Records for the exercise -

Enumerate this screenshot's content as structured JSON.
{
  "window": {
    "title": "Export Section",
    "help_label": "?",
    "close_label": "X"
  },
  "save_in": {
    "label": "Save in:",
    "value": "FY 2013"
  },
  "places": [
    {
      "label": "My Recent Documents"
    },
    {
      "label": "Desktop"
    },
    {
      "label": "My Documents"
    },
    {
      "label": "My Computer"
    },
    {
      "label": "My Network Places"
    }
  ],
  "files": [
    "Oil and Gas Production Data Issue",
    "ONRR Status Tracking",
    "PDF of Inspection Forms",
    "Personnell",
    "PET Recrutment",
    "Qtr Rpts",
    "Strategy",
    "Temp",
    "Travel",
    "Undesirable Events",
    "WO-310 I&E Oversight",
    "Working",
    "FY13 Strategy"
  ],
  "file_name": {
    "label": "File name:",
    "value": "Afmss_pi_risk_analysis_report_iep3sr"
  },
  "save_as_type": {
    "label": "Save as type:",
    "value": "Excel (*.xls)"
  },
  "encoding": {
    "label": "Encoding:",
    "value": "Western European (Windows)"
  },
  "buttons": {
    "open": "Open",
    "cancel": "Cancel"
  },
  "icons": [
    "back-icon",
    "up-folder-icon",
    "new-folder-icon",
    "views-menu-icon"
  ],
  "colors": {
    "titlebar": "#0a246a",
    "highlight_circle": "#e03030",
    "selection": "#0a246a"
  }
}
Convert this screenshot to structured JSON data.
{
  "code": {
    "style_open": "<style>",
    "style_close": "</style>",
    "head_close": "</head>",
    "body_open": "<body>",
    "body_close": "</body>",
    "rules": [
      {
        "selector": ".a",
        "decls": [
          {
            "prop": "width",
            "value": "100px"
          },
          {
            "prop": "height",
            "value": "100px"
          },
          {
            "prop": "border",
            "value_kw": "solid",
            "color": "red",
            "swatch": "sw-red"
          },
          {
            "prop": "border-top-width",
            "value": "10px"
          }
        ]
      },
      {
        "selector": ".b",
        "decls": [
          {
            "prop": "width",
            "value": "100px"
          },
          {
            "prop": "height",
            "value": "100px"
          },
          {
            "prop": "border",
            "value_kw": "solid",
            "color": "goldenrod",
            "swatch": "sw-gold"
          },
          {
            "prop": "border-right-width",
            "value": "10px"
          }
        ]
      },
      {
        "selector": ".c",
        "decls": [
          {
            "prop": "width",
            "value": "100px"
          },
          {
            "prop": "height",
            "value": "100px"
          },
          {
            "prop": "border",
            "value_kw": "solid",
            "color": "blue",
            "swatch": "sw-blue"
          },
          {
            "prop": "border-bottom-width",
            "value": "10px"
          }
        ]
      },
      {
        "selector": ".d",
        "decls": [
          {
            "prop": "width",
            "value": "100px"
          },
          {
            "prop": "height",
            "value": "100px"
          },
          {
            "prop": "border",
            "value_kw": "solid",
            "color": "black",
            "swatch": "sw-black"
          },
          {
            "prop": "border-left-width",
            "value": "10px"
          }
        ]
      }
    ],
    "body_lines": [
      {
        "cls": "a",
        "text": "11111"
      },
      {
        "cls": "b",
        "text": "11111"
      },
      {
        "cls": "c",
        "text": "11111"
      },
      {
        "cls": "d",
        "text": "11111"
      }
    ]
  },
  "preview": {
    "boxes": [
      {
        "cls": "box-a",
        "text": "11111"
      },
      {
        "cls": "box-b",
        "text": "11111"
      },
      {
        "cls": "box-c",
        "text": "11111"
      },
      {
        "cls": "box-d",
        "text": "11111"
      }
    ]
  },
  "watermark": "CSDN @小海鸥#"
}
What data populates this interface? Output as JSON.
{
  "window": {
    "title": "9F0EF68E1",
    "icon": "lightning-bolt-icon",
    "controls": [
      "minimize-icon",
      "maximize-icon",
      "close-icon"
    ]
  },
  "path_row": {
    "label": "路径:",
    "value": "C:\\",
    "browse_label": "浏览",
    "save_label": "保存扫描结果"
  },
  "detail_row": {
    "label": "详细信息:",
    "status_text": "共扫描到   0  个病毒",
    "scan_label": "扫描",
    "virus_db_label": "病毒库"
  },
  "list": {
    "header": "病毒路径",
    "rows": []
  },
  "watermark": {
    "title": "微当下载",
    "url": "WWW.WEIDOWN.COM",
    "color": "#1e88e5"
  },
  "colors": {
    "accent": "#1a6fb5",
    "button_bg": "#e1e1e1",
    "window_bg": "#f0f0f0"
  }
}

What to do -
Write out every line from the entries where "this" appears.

Written answer -
Enumerate this screenshot's content as structured JSON.
Convert this screenshot to structured JSON data.
What data populates this interface? Output as JSON.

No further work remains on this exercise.